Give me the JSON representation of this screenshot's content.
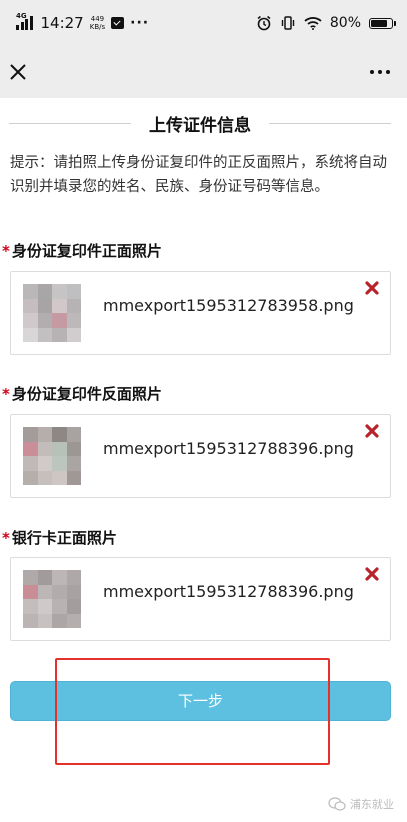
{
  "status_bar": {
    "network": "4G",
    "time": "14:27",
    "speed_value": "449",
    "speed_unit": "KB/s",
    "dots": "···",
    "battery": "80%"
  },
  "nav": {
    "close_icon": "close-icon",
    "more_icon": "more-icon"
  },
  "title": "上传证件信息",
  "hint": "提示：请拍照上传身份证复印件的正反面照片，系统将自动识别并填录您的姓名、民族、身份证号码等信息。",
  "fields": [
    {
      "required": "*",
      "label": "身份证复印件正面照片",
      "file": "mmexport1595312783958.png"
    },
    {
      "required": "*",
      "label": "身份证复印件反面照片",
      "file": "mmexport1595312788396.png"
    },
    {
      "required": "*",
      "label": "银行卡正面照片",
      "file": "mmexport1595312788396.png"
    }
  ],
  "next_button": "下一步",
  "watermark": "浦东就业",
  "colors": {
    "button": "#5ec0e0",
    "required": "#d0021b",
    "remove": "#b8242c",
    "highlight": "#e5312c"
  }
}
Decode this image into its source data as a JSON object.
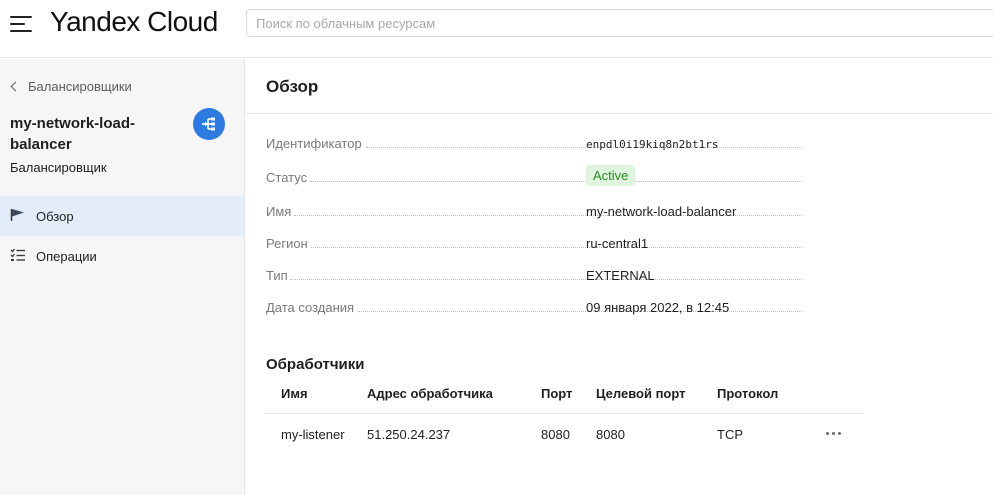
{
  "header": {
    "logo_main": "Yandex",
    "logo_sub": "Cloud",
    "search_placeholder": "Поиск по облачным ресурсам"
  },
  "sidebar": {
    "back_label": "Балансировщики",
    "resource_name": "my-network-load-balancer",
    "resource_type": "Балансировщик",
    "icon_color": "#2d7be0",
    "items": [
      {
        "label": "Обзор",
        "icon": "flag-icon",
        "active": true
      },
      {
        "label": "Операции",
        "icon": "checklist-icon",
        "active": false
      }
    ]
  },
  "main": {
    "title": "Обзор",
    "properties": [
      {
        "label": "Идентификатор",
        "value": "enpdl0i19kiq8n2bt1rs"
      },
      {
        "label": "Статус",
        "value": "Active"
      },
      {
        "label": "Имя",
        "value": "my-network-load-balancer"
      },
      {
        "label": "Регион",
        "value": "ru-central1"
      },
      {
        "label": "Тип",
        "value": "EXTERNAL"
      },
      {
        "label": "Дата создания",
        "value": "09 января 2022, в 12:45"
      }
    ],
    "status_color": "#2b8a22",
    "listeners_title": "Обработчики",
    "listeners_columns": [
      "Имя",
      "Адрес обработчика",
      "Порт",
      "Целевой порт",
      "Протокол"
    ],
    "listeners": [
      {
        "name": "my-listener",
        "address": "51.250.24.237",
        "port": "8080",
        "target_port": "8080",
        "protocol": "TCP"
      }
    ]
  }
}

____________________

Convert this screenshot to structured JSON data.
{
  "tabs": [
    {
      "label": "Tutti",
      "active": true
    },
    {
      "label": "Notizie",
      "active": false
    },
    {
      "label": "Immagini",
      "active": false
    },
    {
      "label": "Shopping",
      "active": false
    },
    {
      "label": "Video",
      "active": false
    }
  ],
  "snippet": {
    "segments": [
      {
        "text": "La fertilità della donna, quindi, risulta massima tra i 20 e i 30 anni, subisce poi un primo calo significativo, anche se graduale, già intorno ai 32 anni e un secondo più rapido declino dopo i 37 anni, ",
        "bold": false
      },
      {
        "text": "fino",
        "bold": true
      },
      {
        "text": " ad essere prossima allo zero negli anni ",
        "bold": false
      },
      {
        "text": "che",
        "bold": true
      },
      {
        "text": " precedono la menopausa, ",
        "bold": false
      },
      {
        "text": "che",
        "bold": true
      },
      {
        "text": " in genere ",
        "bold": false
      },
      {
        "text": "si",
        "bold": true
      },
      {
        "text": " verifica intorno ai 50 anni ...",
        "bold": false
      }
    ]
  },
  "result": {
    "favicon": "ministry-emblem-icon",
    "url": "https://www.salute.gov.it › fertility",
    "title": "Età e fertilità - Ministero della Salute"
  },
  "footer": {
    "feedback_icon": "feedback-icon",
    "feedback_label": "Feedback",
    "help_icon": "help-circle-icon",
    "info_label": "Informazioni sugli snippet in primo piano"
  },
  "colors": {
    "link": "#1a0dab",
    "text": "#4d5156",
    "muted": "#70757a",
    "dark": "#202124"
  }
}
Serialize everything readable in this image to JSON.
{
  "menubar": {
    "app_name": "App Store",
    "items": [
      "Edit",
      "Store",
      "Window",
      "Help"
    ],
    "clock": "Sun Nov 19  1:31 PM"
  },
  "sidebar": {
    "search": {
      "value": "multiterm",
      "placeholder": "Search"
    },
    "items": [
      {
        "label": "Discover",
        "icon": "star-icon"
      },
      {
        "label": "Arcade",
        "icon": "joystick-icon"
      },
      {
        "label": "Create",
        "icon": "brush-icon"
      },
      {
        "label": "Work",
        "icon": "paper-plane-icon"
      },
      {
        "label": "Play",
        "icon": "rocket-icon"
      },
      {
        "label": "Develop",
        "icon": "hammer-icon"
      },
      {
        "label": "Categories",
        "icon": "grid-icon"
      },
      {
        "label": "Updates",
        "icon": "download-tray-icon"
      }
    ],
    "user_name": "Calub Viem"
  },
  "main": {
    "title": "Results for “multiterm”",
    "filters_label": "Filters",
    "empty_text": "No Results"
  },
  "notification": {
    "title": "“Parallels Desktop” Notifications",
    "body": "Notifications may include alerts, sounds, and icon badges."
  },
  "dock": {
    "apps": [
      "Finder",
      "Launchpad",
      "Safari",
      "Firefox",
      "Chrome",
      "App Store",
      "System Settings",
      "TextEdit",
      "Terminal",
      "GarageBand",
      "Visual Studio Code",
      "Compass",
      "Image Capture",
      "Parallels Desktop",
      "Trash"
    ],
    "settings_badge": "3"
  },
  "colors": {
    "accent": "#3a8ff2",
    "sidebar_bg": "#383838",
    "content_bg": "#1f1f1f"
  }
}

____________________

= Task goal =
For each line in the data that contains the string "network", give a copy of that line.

= Solved problem =
    "network": "4G",
    "resource_name": "my-network-load-balancer",
        "value": "my-network-load-balancer"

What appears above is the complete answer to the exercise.